Catherine Fisher writes with a poet’s love and respect for language. This story, the last in her Clockwork Crow trilogy, is slight in plot but rich in atmosphere. Set in a version of Wales in some indeterminate time in the past where magic still runs deep, Seren, a young but resourceful girl orphan, has been taken into the local big house run by amiable Lady Mair and her equally easy-going ex-army husband. Servants abound, with tenants warmly invited each year to a Midsummer Ball.

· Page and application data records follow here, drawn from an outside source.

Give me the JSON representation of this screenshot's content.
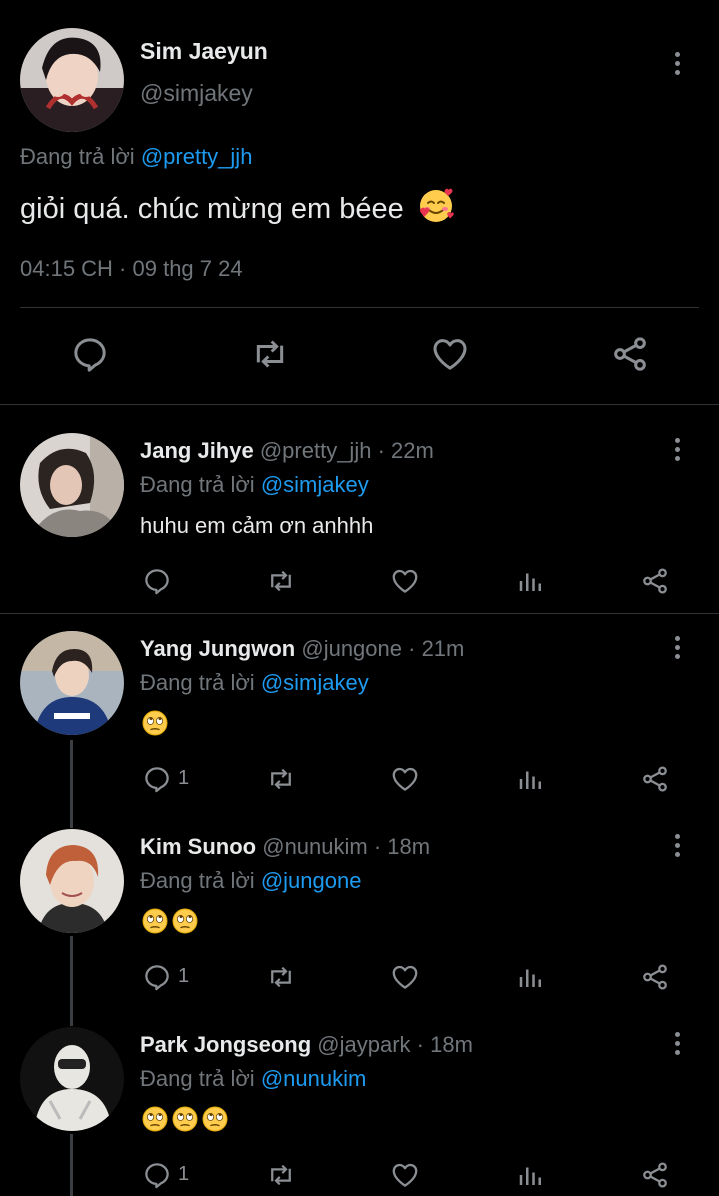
{
  "main_tweet": {
    "name": "Sim Jaeyun",
    "handle": "@simjakey",
    "replying_prefix": "Đang trả lời",
    "replying_to": "@pretty_jjh",
    "text": "giỏi quá. chúc mừng em béee",
    "emoji": "smiling-face-with-hearts",
    "timestamp": "04:15 CH · 09 thg 7 24"
  },
  "replies": [
    {
      "name": "Jang Jihye",
      "handle": "@pretty_jjh",
      "time": "· 22m",
      "replying_prefix": "Đang trả lời",
      "replying_to": "@simjakey",
      "text": "huhu em cảm ơn anhhh",
      "reply_count": ""
    },
    {
      "name": "Yang Jungwon",
      "handle": "@jungone",
      "time": "· 21m",
      "replying_prefix": "Đang trả lời",
      "replying_to": "@simjakey",
      "emoji_count": 1,
      "reply_count": "1"
    },
    {
      "name": "Kim Sunoo",
      "handle": "@nunukim",
      "time": "· 18m",
      "replying_prefix": "Đang trả lời",
      "replying_to": "@jungone",
      "emoji_count": 2,
      "reply_count": "1"
    },
    {
      "name": "Park Jongseong",
      "handle": "@jaypark",
      "time": "· 18m",
      "replying_prefix": "Đang trả lời",
      "replying_to": "@nunukim",
      "emoji_count": 3,
      "reply_count": "1"
    }
  ],
  "colors": {
    "background": "#000000",
    "link": "#1d9bf0",
    "muted": "#71767b",
    "divider": "#2f3336"
  }
}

So much so traditional. But throw in a grumpy, desiccated schoolteacher now transformed into a mechanical crow and add the constant threat posed by Them, the malevolent Fair Family fairy force insisting on its getting its own way, and things soon start to look very different. Seren has vowed to turn the vain and somewhat ungrateful crow back into who he once was. But this necessitates a perilous journey set off by a pen that writes itself, taking in a parliament of fowls en route and ending at the Garden of the Midnight Swan. She is loyally supported by Tomos, son of the house, plus a few talking animals, always so helpful when human characters need advice. Taking all this on board is made not just easy but also a real pleasure due to Fisher’s mastery of simple but memorable prose. Comparatively short, this story feels much longer because no reader would ever wish to hurry through this cornucopia of images magically coming to life in such an economy of words. And when something earthier is required, there is always the Crow with his boasting, self-deception and general tetchiness. Previous installments in this trilogy have already won prizes; this title deserves one too.nic